Assessing the Role of Health-Related Behaviors in Explaining the Relationship between Poverty and Obesity among Mothers
Margaret Gough, University of La Verne
Adam M. Lippert, Harvard University

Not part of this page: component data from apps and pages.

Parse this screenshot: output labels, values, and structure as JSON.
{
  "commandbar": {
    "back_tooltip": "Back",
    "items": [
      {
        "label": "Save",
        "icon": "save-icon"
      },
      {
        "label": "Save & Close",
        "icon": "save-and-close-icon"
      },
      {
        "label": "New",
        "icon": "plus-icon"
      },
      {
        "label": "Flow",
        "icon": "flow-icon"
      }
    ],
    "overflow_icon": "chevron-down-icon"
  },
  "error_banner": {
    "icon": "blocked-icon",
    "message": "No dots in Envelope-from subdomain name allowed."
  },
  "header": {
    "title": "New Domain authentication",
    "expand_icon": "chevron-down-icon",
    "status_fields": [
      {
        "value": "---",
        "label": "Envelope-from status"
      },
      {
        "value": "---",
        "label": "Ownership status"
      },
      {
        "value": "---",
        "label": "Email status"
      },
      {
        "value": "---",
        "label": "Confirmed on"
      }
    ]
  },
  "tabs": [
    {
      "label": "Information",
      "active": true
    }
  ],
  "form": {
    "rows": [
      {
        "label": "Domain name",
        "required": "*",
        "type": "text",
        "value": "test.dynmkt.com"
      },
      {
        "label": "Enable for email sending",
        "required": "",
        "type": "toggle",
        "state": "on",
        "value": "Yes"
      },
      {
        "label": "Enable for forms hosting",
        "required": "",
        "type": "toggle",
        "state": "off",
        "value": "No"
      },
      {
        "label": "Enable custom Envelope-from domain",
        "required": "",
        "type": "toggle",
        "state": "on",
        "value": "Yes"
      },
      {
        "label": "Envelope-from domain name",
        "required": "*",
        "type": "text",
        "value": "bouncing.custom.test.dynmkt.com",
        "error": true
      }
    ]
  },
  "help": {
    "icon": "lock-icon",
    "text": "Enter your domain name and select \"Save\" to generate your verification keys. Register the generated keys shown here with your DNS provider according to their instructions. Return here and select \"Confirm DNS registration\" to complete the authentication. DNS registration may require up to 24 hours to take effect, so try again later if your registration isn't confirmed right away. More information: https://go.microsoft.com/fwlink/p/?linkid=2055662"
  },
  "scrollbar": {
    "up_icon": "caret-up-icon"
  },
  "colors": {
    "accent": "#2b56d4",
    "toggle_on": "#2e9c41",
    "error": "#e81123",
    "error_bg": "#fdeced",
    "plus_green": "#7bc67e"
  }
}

The high prevalence of obesity in the U.S. is a significant concern for health and social scientists. Low-income women are at a particularly high risk of becoming obese. This may be partly explained by the gendered division of childrearing responsibilities within families: Mothers faced with poverty-related constraints on the types and amounts of food they can buy may develop rationing strategies that benefit their children’s health at the expense of their own. Long work hours and high stress levels may also contribute to obesity among low-income women, especially mothers. We use data from the American Time Use Survey and Consumer Expenditure Survey to 1) replicate past findings of a link between the intersection of poverty and motherhood and the risk for obesity, and 2) investigate the extent to which this link is explained by measures of day and nighttime health behaviors, including physical activity, food purchasing patterns, and sleep.